As the 3% duty rate was enshrined in the treaty and could only be changed if the British agreed, Siamese autonomy on import taxes was effectively conceded to a foreign power and would not be completely restored for seventy years. Brooke had made the point that, ultimately, any new treaty might need to be enforced or it would be but wasted parchment but in the event there was no need to threaten military action to ensure the terms of the treaty were adhered to even though it caused considerable resentment amongst the powerful middle men who had benefited from Royal Storage. Brooke thought any war against Siam would be merely a petty one, but Mongkut skilfully avoided any confrontation that might lead to armed conflict, which was hardly likely to be petty as far as Siam was concerned. Instead he chose to try and modernise and reform his kingdom so it would be better able to cope with the demands of the new global world trade system into which it had been drawn.
His work done Bowring sailed back to Hong Kong. He was not to visit Siam again but protocol demanded the treaty be ratified before final copies were exchanged. Harry Parkes was entrusted with the job of taking the English language version to London and to ensure its safe return, a process that was to take the best part of a year and, in an echo of niceties of suzerain, Queen Victoria was to send a personal letter and presents to King Mongkut with the approved treaty.
As documents and gifts were being prepared in London Richards was preparing his ship for a voyage to the Gulf of Siam too. The final exchange of the treaty and acceptance of any necessary clarifications and additions would be important events, the gravity of which would be underscored by a British naval presence. The Saracen would have important work to do in anticipation of the growth of trade too and it was to the mouth of the Chao Phraya River that she departed in December 1855.
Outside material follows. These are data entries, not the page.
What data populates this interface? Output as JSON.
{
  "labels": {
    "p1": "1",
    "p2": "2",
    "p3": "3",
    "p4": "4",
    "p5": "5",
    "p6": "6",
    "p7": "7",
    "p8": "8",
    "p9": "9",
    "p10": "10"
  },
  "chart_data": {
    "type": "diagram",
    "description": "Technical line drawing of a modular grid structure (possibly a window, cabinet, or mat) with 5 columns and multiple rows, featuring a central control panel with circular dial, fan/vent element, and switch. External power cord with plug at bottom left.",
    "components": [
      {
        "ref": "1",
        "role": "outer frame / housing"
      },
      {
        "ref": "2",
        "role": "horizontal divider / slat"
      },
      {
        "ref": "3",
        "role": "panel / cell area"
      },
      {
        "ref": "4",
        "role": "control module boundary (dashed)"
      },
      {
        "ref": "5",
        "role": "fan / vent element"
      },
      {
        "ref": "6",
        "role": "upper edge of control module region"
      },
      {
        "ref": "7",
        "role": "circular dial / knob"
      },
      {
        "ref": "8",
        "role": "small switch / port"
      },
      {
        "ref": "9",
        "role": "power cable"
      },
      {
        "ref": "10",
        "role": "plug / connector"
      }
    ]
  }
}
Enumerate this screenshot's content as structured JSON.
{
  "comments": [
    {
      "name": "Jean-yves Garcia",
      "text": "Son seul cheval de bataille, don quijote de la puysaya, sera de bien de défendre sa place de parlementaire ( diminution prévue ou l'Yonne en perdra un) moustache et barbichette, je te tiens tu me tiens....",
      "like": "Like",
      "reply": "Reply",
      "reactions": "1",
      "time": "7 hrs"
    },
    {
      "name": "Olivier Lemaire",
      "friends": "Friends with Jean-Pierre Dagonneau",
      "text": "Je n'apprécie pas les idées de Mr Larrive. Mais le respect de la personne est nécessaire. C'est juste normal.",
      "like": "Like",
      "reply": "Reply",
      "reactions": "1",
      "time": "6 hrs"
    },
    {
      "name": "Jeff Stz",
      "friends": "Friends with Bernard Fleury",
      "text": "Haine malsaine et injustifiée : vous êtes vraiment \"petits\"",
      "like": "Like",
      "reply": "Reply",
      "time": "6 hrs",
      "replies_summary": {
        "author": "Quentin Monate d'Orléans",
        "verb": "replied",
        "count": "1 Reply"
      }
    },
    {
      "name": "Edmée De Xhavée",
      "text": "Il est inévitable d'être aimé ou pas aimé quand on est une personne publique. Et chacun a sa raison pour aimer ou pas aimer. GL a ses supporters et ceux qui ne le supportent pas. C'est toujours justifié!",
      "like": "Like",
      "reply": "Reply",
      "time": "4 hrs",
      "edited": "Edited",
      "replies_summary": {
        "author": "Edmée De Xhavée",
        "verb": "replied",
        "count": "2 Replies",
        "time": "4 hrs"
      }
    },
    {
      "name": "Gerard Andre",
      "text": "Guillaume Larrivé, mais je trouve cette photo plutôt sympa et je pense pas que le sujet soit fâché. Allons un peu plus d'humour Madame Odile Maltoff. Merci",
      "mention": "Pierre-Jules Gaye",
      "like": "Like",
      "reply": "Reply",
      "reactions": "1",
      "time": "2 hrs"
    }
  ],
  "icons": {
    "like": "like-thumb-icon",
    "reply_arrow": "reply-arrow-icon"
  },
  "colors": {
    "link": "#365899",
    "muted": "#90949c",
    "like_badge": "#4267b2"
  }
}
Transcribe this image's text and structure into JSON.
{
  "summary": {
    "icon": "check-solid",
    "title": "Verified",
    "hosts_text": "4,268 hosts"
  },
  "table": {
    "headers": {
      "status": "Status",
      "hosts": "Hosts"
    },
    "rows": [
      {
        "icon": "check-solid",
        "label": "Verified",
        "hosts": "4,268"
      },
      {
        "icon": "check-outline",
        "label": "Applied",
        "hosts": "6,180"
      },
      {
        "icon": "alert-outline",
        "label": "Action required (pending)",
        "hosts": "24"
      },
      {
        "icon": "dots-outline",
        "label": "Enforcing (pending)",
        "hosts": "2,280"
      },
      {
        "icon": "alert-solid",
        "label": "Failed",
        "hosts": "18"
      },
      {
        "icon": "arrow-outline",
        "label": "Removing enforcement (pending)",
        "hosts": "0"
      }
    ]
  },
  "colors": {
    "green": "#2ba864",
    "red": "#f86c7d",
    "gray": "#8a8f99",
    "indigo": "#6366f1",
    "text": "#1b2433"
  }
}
Chapter 21 - Bowring and Siam
Commanders and clippers
The Indian court at the Great Exhibition of 1851
King Mongkut of Siam